— EXERCISE REQUIREMENTS —
In your copy, the records appear word for word and the pictures do not appear at all.

— TASK DATA —
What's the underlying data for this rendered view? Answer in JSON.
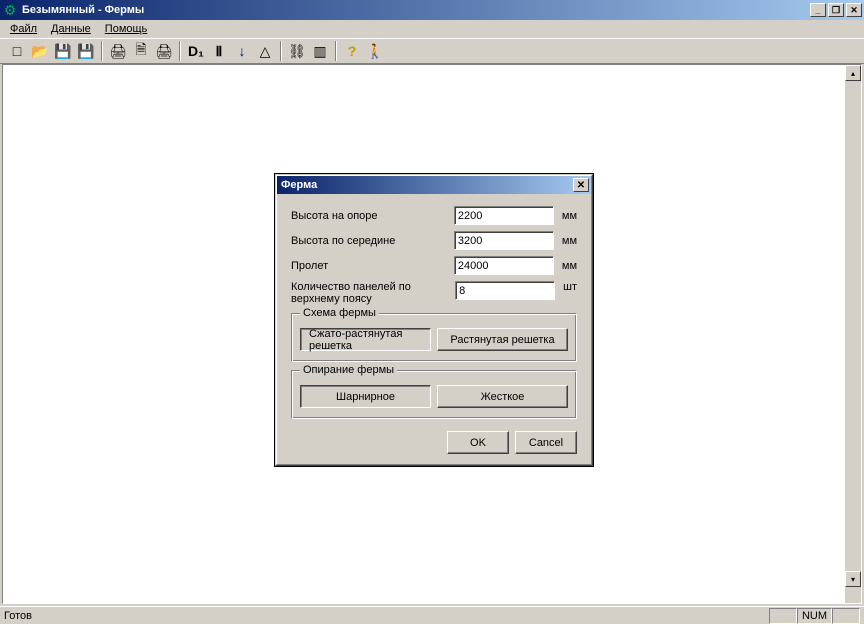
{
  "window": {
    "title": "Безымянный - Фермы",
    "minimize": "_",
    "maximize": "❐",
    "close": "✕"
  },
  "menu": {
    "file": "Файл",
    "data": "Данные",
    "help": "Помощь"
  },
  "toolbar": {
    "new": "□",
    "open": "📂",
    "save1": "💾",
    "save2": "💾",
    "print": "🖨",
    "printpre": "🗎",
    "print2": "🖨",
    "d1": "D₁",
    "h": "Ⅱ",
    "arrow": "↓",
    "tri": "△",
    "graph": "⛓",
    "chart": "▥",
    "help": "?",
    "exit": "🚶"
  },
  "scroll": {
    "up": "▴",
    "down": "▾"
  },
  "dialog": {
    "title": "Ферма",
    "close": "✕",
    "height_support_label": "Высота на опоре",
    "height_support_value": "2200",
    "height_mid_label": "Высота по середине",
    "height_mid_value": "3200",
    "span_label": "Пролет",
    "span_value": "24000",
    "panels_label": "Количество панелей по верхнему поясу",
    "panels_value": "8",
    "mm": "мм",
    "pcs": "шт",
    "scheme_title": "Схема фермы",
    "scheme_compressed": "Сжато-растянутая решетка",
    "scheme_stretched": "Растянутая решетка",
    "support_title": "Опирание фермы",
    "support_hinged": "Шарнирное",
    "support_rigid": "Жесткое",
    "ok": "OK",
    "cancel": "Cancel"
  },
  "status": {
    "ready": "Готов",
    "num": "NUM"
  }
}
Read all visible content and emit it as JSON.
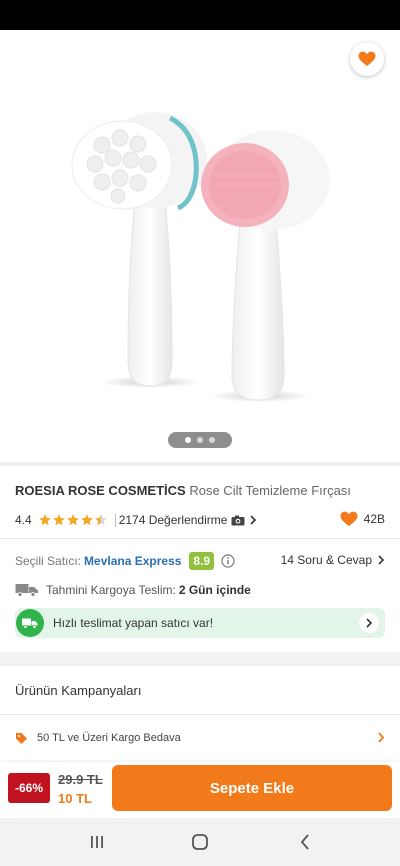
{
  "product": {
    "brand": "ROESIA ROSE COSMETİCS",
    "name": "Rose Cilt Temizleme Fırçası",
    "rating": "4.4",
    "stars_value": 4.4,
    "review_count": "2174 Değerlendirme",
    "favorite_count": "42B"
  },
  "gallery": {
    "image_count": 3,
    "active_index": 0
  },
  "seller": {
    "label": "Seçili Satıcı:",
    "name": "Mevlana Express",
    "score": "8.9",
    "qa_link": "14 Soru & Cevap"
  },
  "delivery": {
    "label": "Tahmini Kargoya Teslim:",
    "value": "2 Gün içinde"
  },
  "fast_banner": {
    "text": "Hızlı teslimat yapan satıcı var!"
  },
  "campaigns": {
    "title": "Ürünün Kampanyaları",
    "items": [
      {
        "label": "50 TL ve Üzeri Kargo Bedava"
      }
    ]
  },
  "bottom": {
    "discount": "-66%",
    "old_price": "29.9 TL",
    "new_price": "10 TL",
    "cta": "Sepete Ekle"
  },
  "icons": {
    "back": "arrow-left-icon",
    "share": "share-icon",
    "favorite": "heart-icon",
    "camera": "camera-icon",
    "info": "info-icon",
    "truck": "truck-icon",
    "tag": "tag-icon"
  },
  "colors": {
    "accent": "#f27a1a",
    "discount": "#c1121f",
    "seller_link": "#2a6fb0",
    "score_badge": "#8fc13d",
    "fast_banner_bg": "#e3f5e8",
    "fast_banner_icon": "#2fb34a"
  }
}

— WRITTEN SOLUTION —
What's the underlying data for this rendered view? Answer in JSON.
{
  "window": {
    "title": "Безымянный - Фермы",
    "minimize": "_",
    "maximize": "❐",
    "close": "✕"
  },
  "menu": {
    "file": "Файл",
    "data": "Данные",
    "help": "Помощь"
  },
  "toolbar": {
    "new": "□",
    "open": "📂",
    "save1": "💾",
    "save2": "💾",
    "print": "🖨",
    "printpre": "🗎",
    "print2": "🖨",
    "d1": "D₁",
    "h": "Ⅱ",
    "arrow": "↓",
    "tri": "△",
    "graph": "⛓",
    "chart": "▥",
    "help": "?",
    "exit": "🚶"
  },
  "scroll": {
    "up": "▴",
    "down": "▾"
  },
  "dialog": {
    "title": "Ферма",
    "close": "✕",
    "height_support_label": "Высота на опоре",
    "height_support_value": "2200",
    "height_mid_label": "Высота по середине",
    "height_mid_value": "3200",
    "span_label": "Пролет",
    "span_value": "24000",
    "panels_label": "Количество панелей по верхнему поясу",
    "panels_value": "8",
    "mm": "мм",
    "pcs": "шт",
    "scheme_title": "Схема фермы",
    "scheme_compressed": "Сжато-растянутая решетка",
    "scheme_stretched": "Растянутая решетка",
    "support_title": "Опирание фермы",
    "support_hinged": "Шарнирное",
    "support_rigid": "Жесткое",
    "ok": "OK",
    "cancel": "Cancel"
  },
  "status": {
    "ready": "Готов",
    "num": "NUM"
  }
}
Read all visible content and emit it as JSON.
{
  "product": {
    "brand": "ROESIA ROSE COSMETİCS",
    "name": "Rose Cilt Temizleme Fırçası",
    "rating": "4.4",
    "stars_value": 4.4,
    "review_count": "2174 Değerlendirme",
    "favorite_count": "42B"
  },
  "gallery": {
    "image_count": 3,
    "active_index": 0
  },
  "seller": {
    "label": "Seçili Satıcı:",
    "name": "Mevlana Express",
    "score": "8.9",
    "qa_link": "14 Soru & Cevap"
  },
  "delivery": {
    "label": "Tahmini Kargoya Teslim:",
    "value": "2 Gün içinde"
  },
  "fast_banner": {
    "text": "Hızlı teslimat yapan satıcı var!"
  },
  "campaigns": {
    "title": "Ürünün Kampanyaları",
    "items": [
      {
        "label": "50 TL ve Üzeri Kargo Bedava"
      }
    ]
  },
  "bottom": {
    "discount": "-66%",
    "old_price": "29.9 TL",
    "new_price": "10 TL",
    "cta": "Sepete Ekle"
  },
  "icons": {
    "back": "arrow-left-icon",
    "share": "share-icon",
    "favorite": "heart-icon",
    "camera": "camera-icon",
    "info": "info-icon",
    "truck": "truck-icon",
    "tag": "tag-icon"
  },
  "colors": {
    "accent": "#f27a1a",
    "discount": "#c1121f",
    "seller_link": "#2a6fb0",
    "score_badge": "#8fc13d",
    "fast_banner_bg": "#e3f5e8",
    "fast_banner_icon": "#2fb34a"
  }
}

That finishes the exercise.